Tesla’s former AI Director, Andrej Karpathy, was the latest guest on Lex Fridman’s podcast. Karpathy, a founding member of OpenAI and Stanford educator, spoke with Fridman on a variety of topics, including AI, leaving Tesla, and even the meaning of life. For those who are considering learning more about machine learning, Karpathy has this advice to share.
“Beginners are often focused on what to do, and I think the focus should be more on how much you do. So, I am a believer on a high level in this 10,000 hours kind of concept where you just kind of have to pick the things where you can spend time, and you care about, and you’re interested in. You literally have to put in 10,000 hours of work.”
Karpathy emphasized that it’s the work that is the most important part.
“I feel like there’s some sense of determinism about being an expert about a thing if you spend 10,000 hours. You can literally pick an arbitrary thing, and I think if you spend 10,000 hours of deliberate effort and work, you actually become an expert at it.”
Karpathy’s work at Tesla was an important part of its technology development. After taking a sabbatical, he decided to part ways with the company, and Fridman asked him to share why he chose to leave.
When Karpathy announced he was leaving, he said it was a difficult decision and that he didn’t have any concrete plans. He wanted to spend more time revisiting his long-term passions around the technical work in AI, open source, and education.
“I think over time during those five years; I’ve kind of gotten myself into a little bit of a managerial position. Most of my days were, you know, meetings and growing the organization and making decisions about sort of high-level strategic decisions about the team and what it should be working on and so on.”
“And it’s kind of like a corporate executive role, and I can do it. I think I’m okay at it, but it’s not like fundamentally what I enjoy, and so I think when I joined, there was no computer vision team because Tesla was just going from the transition of using Mobileye, a third-party vendor, for all of its computer vision to having to build its computer vision system.

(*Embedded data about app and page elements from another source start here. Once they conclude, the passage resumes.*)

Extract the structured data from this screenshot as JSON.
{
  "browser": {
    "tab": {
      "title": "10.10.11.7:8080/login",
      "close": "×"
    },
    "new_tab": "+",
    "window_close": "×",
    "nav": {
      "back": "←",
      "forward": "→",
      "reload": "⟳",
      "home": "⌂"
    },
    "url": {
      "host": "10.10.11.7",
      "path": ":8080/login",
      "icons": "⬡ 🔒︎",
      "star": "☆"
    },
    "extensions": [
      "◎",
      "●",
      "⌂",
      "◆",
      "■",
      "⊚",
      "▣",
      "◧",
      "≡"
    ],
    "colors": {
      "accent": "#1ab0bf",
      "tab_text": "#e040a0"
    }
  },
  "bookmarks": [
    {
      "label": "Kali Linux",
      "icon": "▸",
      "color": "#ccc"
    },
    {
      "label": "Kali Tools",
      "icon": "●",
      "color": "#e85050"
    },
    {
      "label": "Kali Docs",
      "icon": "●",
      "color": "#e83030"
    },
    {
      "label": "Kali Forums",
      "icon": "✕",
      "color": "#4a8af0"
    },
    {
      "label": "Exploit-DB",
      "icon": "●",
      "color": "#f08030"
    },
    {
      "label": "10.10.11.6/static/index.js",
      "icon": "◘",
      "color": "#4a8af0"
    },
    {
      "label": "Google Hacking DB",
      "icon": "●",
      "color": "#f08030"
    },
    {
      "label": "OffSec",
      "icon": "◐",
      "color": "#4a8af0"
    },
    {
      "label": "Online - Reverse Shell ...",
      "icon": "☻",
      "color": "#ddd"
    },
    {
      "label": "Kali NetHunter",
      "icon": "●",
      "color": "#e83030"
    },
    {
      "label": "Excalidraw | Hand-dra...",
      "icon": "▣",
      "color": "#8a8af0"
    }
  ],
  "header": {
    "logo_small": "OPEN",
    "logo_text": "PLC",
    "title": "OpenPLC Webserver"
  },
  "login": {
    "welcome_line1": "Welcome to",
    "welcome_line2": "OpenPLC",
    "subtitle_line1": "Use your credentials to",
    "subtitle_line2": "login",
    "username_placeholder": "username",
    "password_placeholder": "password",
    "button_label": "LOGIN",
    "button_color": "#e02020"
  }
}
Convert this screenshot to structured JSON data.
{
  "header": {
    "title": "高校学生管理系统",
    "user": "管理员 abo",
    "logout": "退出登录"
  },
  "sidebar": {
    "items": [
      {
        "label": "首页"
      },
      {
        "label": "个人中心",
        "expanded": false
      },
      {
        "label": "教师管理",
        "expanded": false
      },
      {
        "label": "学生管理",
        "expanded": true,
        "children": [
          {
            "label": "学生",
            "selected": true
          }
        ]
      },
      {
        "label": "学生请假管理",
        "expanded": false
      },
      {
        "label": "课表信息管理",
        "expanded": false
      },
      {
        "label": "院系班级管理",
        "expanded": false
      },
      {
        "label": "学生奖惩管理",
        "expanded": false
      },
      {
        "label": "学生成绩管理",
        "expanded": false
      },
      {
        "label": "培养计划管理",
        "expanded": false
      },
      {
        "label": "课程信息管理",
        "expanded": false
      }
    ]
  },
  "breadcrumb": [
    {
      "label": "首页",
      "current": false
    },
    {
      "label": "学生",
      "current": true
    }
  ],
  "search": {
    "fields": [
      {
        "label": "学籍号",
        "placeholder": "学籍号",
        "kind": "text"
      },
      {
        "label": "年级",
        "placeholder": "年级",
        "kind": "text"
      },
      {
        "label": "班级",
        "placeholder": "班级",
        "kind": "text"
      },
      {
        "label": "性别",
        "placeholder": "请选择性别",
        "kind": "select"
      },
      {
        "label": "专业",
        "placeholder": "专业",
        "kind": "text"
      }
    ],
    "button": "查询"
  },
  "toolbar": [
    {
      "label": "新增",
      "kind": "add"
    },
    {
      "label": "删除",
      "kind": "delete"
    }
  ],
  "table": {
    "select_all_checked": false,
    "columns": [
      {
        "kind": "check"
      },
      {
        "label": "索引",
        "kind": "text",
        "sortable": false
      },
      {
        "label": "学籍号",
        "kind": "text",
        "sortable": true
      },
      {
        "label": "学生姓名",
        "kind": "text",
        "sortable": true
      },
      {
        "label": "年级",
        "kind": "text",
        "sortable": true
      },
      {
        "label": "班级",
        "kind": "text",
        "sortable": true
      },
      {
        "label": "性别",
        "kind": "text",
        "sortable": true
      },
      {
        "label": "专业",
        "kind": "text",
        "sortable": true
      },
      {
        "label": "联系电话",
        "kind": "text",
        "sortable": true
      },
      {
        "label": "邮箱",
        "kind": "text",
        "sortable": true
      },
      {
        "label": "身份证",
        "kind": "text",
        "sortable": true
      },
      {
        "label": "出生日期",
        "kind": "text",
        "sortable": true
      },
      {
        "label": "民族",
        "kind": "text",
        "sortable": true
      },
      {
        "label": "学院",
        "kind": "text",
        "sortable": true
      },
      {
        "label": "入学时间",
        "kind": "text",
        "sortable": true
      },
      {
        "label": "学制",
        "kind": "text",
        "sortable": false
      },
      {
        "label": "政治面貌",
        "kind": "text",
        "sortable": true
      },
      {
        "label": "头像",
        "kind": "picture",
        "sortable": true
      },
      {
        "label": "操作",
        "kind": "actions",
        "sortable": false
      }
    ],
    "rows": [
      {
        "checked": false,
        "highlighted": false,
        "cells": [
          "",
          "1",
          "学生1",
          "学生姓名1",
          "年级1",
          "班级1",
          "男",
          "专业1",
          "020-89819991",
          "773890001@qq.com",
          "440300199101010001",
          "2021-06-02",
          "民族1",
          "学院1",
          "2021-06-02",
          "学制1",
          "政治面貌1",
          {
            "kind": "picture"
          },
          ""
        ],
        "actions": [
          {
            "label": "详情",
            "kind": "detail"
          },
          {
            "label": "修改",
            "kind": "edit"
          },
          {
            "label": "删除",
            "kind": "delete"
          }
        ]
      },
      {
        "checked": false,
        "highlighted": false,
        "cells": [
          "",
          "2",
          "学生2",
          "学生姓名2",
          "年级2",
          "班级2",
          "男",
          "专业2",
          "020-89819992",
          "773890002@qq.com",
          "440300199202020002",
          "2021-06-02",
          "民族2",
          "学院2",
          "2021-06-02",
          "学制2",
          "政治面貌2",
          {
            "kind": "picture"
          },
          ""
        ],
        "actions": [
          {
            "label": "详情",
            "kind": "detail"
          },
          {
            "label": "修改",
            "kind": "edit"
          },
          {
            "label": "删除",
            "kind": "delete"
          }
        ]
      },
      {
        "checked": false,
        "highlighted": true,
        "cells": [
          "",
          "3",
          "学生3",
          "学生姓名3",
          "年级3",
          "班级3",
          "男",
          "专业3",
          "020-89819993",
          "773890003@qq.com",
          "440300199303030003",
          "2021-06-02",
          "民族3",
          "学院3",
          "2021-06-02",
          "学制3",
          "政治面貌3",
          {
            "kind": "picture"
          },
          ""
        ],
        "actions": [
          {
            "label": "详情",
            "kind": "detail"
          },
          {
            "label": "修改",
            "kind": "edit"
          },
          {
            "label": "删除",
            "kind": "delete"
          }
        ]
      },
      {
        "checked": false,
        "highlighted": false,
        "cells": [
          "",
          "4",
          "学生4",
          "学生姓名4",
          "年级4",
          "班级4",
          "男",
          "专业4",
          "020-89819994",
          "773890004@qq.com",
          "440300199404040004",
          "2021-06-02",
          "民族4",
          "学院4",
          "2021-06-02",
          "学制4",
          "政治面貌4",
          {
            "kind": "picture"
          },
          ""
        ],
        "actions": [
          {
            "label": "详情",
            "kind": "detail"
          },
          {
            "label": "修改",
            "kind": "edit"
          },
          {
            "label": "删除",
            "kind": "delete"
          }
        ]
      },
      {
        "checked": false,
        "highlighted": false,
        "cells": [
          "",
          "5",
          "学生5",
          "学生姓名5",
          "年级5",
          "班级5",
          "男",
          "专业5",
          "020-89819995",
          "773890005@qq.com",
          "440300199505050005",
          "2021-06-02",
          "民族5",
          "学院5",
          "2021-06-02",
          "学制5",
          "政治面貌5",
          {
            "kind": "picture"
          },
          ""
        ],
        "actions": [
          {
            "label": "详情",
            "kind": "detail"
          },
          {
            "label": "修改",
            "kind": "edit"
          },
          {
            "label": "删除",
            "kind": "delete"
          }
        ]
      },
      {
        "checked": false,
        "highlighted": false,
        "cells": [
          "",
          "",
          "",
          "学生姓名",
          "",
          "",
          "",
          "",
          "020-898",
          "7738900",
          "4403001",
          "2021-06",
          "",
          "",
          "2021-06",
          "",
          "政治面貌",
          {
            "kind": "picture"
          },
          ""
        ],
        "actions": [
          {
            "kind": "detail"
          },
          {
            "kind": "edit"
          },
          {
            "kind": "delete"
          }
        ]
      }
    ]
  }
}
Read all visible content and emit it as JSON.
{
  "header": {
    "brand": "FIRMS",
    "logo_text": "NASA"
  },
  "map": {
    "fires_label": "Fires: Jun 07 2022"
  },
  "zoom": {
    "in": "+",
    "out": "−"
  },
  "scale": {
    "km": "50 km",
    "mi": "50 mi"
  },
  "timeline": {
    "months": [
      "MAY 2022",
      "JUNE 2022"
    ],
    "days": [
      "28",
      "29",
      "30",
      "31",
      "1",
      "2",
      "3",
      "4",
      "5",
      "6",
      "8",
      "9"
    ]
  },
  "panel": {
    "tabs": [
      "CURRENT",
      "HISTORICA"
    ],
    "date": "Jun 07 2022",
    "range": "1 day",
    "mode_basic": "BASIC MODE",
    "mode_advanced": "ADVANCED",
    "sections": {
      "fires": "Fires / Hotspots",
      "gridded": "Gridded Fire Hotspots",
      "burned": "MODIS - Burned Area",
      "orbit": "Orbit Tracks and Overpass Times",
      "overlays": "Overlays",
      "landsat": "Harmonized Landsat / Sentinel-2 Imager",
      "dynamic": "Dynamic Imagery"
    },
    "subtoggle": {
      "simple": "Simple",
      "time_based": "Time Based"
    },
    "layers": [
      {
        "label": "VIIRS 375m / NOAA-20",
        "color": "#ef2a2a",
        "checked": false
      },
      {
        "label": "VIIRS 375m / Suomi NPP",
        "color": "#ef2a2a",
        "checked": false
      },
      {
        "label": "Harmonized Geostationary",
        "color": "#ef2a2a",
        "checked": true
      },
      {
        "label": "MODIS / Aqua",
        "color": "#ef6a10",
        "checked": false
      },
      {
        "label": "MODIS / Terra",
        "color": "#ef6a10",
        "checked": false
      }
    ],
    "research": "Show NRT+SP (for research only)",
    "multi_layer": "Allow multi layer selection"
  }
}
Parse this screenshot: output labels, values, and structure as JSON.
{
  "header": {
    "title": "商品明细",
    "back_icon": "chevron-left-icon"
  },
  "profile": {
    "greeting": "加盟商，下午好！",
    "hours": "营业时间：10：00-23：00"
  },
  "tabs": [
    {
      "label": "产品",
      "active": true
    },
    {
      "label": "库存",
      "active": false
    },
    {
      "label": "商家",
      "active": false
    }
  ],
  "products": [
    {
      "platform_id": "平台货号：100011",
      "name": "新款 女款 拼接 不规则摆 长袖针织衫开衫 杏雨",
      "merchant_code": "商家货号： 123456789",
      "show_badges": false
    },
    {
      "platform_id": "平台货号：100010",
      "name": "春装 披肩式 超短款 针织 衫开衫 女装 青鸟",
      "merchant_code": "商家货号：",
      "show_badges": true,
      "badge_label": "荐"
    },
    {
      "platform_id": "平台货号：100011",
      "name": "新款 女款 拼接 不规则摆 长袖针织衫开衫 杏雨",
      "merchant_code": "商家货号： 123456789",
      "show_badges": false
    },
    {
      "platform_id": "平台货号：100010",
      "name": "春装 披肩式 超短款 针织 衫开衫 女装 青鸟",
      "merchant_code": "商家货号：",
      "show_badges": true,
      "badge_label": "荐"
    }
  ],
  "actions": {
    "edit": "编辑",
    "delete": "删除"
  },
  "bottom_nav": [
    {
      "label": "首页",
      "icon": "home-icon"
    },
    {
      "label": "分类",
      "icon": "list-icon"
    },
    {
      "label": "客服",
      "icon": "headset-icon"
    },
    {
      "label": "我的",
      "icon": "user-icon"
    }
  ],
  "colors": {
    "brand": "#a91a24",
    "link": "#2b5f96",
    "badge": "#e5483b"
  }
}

So when I showed up, there were two people training deep neural networks.”
The last question Karpathy answered was about the meaning of life. Fridman recapped that the two were discussing how to get the creator of the universe to notice us. “We’ve talked about the universe having a conversation with us humans or with the systems we create, try to answer. For the creator of the universe to notice us, we’re trying to create systems that are loud enough to answer back.”
Karpathy pointed out that this may be the meaning of life for some people and shared his own thoughts. “Anyone can choose their own meaning of life because we are conscious entities and it’s beautiful.”
“I do think like a deeper meaning of life if someone is interested, are along the lines of like, ‘what the hell is all this?’”
You can watch Karpathy’s full interview with Lex Fridman below.